DESCRIPTION OF THE TASK :: Return all of the data exactly, omitting any images.

RECORD SET ::
↓↓↓

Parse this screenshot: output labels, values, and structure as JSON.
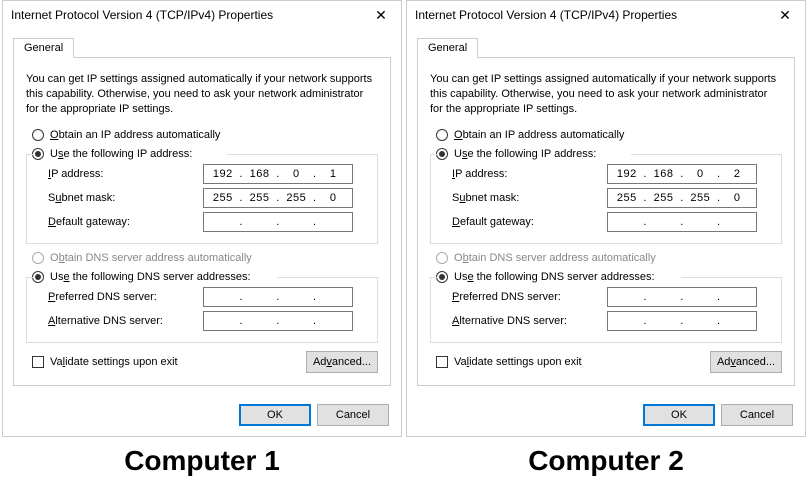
{
  "dialogs": [
    {
      "title": "Internet Protocol Version 4 (TCP/IPv4) Properties",
      "tab": "General",
      "intro": "You can get IP settings assigned automatically if your network supports this capability. Otherwise, you need to ask your network administrator for the appropriate IP settings.",
      "radio_obtain_ip": "Obtain an IP address automatically",
      "radio_use_ip": "Use the following IP address:",
      "lbl_ip": "IP address:",
      "lbl_subnet": "Subnet mask:",
      "lbl_gateway": "Default gateway:",
      "ip": [
        "192",
        "168",
        "0",
        "1"
      ],
      "subnet": [
        "255",
        "255",
        "255",
        "0"
      ],
      "gateway": [
        "",
        "",
        "",
        ""
      ],
      "radio_obtain_dns": "Obtain DNS server address automatically",
      "radio_use_dns": "Use the following DNS server addresses:",
      "lbl_pref_dns": "Preferred DNS server:",
      "lbl_alt_dns": "Alternative DNS server:",
      "pref_dns": [
        "",
        "",
        "",
        ""
      ],
      "alt_dns": [
        "",
        "",
        "",
        ""
      ],
      "chk_validate": "Validate settings upon exit",
      "btn_advanced": "Advanced...",
      "btn_ok": "OK",
      "btn_cancel": "Cancel",
      "caption": "Computer 1"
    },
    {
      "title": "Internet Protocol Version 4 (TCP/IPv4) Properties",
      "tab": "General",
      "intro": "You can get IP settings assigned automatically if your network supports this capability. Otherwise, you need to ask your network administrator for the appropriate IP settings.",
      "radio_obtain_ip": "Obtain an IP address automatically",
      "radio_use_ip": "Use the following IP address:",
      "lbl_ip": "IP address:",
      "lbl_subnet": "Subnet mask:",
      "lbl_gateway": "Default gateway:",
      "ip": [
        "192",
        "168",
        "0",
        "2"
      ],
      "subnet": [
        "255",
        "255",
        "255",
        "0"
      ],
      "gateway": [
        "",
        "",
        "",
        ""
      ],
      "radio_obtain_dns": "Obtain DNS server address automatically",
      "radio_use_dns": "Use the following DNS server addresses:",
      "lbl_pref_dns": "Preferred DNS server:",
      "lbl_alt_dns": "Alternative DNS server:",
      "pref_dns": [
        "",
        "",
        "",
        ""
      ],
      "alt_dns": [
        "",
        "",
        "",
        ""
      ],
      "chk_validate": "Validate settings upon exit",
      "btn_advanced": "Advanced...",
      "btn_ok": "OK",
      "btn_cancel": "Cancel",
      "caption": "Computer 2"
    }
  ]
}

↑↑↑

YOUR RESPONSE ::
Parse this screenshot: output labels, values, and structure as JSON.
{
  "dialogs": [
    {
      "title": "Internet Protocol Version 4 (TCP/IPv4) Properties",
      "tab": "General",
      "intro": "You can get IP settings assigned automatically if your network supports this capability. Otherwise, you need to ask your network administrator for the appropriate IP settings.",
      "radio_obtain_ip": "Obtain an IP address automatically",
      "radio_use_ip": "Use the following IP address:",
      "lbl_ip": "IP address:",
      "lbl_subnet": "Subnet mask:",
      "lbl_gateway": "Default gateway:",
      "ip": [
        "192",
        "168",
        "0",
        "1"
      ],
      "subnet": [
        "255",
        "255",
        "255",
        "0"
      ],
      "gateway": [
        "",
        "",
        "",
        ""
      ],
      "radio_obtain_dns": "Obtain DNS server address automatically",
      "radio_use_dns": "Use the following DNS server addresses:",
      "lbl_pref_dns": "Preferred DNS server:",
      "lbl_alt_dns": "Alternative DNS server:",
      "pref_dns": [
        "",
        "",
        "",
        ""
      ],
      "alt_dns": [
        "",
        "",
        "",
        ""
      ],
      "chk_validate": "Validate settings upon exit",
      "btn_advanced": "Advanced...",
      "btn_ok": "OK",
      "btn_cancel": "Cancel",
      "caption": "Computer 1"
    },
    {
      "title": "Internet Protocol Version 4 (TCP/IPv4) Properties",
      "tab": "General",
      "intro": "You can get IP settings assigned automatically if your network supports this capability. Otherwise, you need to ask your network administrator for the appropriate IP settings.",
      "radio_obtain_ip": "Obtain an IP address automatically",
      "radio_use_ip": "Use the following IP address:",
      "lbl_ip": "IP address:",
      "lbl_subnet": "Subnet mask:",
      "lbl_gateway": "Default gateway:",
      "ip": [
        "192",
        "168",
        "0",
        "2"
      ],
      "subnet": [
        "255",
        "255",
        "255",
        "0"
      ],
      "gateway": [
        "",
        "",
        "",
        ""
      ],
      "radio_obtain_dns": "Obtain DNS server address automatically",
      "radio_use_dns": "Use the following DNS server addresses:",
      "lbl_pref_dns": "Preferred DNS server:",
      "lbl_alt_dns": "Alternative DNS server:",
      "pref_dns": [
        "",
        "",
        "",
        ""
      ],
      "alt_dns": [
        "",
        "",
        "",
        ""
      ],
      "chk_validate": "Validate settings upon exit",
      "btn_advanced": "Advanced...",
      "btn_ok": "OK",
      "btn_cancel": "Cancel",
      "caption": "Computer 2"
    }
  ]
}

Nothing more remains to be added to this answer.